[intro-paragraph]HOW MANY FALSE beliefs do you have?[/intro-paragraph]
[onehalf] You know, the beliefs that play in your head like a broken record and sound like this: I’m not good enough . . . smart enough . . . pretty enough . . . I’m insignificant . . . inadequate . . . stupid . . . won’t amount to anything. . .
How many of those messages are really true? How many of those messages are stopping you from your full potential? Why are you reading this book? Simple. You want to feel better about yourself, about where you are, and where you’re going. You want to jump off the therapy treadmill and onto the path of healthy mental and emotional independence—that’s the prize—and you recognize that my Tri-Commitment to Success program can help you achieve that. But what exactly is the goal? What does healthy mental and emotional independence feel like? Before we can answer that, we need to talk about the first step on the path: self-awareness.
Keep your eyes on the prize
Imagine a world painted in black and white, with everything just another shade of gray. Slate skies, stark black trees, drab expanses blending together . . . Relying on nothing but texture and shape to differentiate one thing from another might help you focus, but it can also flatten your world into a lifeless two-dimensional facsimile of the real thing.
Now imagine a TechnicolorTM world filled with rich, vibrant hues: azure skies, emerald grass, and vivid flowers in amethyst, carmine, and canary. Such a dramatic difference adds a whole new dimension to your life.
A few summers ago, I was driving on I-90 crossing over a river. Interstate highways aren’t generally the “scenic route”; by design they provide the fastest, most efficient way of getting from point A to point B, usually at speeds neither conducive to nor compatible with enjoying picturesque hills and tree-lined roadsides.
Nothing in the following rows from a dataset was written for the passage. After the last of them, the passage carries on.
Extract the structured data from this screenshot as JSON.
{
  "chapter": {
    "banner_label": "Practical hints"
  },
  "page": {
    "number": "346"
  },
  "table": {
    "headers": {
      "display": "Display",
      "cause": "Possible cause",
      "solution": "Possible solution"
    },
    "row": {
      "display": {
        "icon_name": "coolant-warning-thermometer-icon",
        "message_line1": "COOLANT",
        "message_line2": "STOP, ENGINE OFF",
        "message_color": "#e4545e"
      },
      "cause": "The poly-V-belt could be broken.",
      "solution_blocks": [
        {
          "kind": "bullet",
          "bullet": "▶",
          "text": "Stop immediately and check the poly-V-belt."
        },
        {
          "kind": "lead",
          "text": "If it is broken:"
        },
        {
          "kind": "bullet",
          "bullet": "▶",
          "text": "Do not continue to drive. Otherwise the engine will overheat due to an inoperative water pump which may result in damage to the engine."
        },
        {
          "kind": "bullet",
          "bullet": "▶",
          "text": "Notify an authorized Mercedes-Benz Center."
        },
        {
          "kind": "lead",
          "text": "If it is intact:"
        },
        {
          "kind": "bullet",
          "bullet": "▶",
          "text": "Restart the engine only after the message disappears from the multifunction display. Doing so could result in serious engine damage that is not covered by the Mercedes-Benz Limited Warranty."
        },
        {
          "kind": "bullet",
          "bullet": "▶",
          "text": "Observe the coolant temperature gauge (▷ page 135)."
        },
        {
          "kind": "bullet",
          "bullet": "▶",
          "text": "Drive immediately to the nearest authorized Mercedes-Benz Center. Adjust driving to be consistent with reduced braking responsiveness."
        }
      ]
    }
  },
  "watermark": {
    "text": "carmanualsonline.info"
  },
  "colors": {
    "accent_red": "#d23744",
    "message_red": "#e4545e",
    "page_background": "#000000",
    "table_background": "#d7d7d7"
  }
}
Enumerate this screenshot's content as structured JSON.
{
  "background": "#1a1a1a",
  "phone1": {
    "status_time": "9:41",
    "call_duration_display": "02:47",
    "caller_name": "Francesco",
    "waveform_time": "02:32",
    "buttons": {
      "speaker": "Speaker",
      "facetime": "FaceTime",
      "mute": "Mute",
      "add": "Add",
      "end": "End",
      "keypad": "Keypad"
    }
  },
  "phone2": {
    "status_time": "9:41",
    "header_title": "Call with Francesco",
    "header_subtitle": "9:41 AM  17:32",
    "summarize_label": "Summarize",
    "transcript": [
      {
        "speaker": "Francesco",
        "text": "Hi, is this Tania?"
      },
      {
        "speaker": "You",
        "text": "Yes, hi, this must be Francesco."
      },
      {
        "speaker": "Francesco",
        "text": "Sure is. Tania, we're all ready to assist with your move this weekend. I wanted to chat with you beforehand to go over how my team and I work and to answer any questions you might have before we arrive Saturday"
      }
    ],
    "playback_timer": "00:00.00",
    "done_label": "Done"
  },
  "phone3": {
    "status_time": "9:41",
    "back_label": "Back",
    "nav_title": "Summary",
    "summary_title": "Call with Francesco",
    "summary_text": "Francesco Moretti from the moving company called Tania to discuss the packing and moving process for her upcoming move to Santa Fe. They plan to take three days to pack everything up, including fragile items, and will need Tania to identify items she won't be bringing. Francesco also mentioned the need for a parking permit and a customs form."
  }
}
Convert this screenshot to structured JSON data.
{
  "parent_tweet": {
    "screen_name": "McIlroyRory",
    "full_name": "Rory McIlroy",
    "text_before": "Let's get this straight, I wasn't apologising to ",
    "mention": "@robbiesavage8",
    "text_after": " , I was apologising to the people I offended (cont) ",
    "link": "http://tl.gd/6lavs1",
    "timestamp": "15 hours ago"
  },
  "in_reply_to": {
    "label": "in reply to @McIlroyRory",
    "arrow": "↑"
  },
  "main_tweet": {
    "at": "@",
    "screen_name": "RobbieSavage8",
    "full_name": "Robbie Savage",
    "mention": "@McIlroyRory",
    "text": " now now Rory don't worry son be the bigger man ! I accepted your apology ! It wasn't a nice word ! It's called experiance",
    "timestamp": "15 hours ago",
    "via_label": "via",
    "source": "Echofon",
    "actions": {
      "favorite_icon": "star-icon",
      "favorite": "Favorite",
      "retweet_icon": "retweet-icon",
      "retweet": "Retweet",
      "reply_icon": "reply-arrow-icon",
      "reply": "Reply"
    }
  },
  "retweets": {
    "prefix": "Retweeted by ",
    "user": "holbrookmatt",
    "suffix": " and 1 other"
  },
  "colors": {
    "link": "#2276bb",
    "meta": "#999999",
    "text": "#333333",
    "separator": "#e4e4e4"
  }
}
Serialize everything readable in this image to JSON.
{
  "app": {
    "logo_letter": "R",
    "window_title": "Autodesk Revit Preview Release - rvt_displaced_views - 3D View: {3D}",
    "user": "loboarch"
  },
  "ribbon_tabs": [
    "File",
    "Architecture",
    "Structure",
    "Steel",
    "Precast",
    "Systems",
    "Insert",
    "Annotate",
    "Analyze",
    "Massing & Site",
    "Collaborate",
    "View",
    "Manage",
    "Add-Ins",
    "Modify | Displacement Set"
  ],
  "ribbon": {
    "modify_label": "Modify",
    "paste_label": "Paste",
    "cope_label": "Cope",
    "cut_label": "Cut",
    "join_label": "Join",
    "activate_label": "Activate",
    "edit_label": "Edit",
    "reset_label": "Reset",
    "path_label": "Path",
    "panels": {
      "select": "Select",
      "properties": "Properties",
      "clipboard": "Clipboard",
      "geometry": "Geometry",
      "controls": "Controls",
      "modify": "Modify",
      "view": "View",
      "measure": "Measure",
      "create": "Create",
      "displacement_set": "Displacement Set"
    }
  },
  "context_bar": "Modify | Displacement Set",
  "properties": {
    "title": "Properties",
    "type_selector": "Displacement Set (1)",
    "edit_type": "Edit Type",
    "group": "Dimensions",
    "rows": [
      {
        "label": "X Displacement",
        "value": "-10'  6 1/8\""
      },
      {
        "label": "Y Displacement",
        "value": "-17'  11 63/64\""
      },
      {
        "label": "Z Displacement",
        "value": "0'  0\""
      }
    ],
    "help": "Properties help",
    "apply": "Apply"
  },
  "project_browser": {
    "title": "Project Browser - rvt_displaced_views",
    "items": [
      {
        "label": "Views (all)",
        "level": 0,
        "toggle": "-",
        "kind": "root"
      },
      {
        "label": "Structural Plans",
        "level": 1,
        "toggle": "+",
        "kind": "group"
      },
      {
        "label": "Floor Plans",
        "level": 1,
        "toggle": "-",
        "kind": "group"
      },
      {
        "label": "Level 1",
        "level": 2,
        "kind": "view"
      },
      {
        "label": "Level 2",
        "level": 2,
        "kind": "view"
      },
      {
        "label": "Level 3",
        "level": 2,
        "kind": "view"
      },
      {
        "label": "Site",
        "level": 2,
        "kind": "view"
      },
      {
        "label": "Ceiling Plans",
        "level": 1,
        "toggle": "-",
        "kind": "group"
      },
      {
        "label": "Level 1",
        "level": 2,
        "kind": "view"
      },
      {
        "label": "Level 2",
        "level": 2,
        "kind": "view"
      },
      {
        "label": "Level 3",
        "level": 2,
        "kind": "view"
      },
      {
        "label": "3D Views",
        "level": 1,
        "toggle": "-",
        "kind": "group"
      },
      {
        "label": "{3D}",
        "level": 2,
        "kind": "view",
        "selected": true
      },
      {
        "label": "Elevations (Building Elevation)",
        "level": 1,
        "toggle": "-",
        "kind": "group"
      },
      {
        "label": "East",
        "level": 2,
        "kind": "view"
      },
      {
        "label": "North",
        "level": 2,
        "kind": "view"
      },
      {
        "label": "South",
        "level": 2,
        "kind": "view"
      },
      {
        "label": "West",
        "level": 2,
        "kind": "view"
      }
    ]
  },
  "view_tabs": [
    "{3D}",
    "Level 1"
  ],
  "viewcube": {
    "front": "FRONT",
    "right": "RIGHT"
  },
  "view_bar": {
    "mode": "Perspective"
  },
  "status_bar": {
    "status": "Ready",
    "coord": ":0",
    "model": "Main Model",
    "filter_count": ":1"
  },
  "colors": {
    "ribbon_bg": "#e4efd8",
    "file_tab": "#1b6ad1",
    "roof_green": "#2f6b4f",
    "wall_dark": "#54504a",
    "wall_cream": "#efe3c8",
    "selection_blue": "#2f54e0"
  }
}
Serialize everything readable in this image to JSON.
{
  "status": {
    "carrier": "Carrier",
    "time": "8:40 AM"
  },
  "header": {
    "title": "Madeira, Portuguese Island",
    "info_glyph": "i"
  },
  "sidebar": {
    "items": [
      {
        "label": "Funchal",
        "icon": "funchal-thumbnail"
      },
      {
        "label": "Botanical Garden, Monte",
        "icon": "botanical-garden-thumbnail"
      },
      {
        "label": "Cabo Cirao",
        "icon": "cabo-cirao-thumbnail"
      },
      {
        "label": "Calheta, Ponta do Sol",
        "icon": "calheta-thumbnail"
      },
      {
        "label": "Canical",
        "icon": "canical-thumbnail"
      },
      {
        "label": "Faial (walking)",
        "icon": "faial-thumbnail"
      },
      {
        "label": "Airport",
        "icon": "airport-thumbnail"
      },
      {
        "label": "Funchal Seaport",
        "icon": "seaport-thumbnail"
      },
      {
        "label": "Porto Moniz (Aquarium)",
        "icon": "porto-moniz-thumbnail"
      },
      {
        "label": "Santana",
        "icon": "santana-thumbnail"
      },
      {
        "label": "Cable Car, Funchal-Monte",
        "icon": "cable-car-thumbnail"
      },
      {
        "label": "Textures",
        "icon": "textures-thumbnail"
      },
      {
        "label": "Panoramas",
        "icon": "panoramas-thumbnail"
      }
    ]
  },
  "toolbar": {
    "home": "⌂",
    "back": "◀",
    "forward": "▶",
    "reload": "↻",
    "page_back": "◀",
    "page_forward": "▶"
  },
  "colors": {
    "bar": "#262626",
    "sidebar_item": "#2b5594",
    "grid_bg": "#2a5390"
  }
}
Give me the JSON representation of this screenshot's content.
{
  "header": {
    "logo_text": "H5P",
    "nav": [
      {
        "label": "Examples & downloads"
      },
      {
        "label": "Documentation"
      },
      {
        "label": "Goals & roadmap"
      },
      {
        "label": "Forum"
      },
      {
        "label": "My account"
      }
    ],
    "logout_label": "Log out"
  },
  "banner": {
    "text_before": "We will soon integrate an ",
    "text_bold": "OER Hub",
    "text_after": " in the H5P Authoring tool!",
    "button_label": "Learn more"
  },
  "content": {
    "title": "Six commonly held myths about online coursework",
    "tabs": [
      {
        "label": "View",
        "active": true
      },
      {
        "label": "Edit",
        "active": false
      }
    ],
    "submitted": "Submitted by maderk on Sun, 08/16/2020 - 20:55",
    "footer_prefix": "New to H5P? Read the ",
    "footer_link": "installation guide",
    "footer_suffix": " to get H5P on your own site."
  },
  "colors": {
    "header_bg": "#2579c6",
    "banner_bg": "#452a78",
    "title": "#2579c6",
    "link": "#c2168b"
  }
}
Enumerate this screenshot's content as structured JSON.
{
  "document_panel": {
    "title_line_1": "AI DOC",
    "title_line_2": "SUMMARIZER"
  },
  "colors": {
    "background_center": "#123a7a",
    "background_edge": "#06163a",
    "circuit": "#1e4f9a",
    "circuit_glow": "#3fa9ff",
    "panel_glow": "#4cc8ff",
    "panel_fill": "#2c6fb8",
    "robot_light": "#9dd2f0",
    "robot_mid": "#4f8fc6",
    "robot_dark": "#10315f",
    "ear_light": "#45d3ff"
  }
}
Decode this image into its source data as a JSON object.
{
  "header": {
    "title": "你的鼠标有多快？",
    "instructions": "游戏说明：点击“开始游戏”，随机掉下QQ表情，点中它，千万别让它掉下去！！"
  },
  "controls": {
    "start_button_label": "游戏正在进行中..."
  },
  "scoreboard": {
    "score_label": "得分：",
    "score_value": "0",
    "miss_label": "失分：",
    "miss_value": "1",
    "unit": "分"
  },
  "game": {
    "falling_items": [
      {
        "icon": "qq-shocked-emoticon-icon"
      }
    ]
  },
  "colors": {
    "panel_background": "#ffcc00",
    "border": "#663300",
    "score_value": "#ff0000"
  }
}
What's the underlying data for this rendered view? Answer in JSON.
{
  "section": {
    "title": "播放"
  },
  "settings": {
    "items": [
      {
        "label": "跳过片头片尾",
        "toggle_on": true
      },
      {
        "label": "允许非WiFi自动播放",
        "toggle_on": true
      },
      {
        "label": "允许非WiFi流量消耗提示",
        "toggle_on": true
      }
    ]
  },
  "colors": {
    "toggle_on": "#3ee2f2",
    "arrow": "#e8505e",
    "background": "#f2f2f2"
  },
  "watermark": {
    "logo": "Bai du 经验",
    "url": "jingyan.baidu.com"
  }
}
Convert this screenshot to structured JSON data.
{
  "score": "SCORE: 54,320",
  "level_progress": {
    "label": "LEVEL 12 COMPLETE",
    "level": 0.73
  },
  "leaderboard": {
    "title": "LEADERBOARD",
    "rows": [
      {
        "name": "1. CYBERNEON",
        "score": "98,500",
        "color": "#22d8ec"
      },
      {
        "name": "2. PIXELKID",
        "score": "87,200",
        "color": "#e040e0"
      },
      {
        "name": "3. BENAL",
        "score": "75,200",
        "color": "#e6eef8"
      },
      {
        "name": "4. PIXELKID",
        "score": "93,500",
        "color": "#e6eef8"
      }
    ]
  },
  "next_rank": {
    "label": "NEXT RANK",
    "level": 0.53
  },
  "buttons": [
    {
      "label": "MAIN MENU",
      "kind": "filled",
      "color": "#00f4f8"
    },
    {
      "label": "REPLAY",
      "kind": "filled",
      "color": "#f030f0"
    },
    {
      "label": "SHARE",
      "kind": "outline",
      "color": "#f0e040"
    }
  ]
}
On that particular day, I had left New York, deep in thought after several intense meetings, and was cruising along toward home nearly oblivious to anything beyond the asphalt in front of me, when I became aware of the radio playing “Slowly”1 by Macy Gray.
Would it be so bad if we just stopped for a while And enjoyed the thrills we could all be still
let the world just pass us by
But it’s all hurry hurry run run there’s no time for this We want more and more got to win got to score so afraid of what we’ll miss
And it moves so fast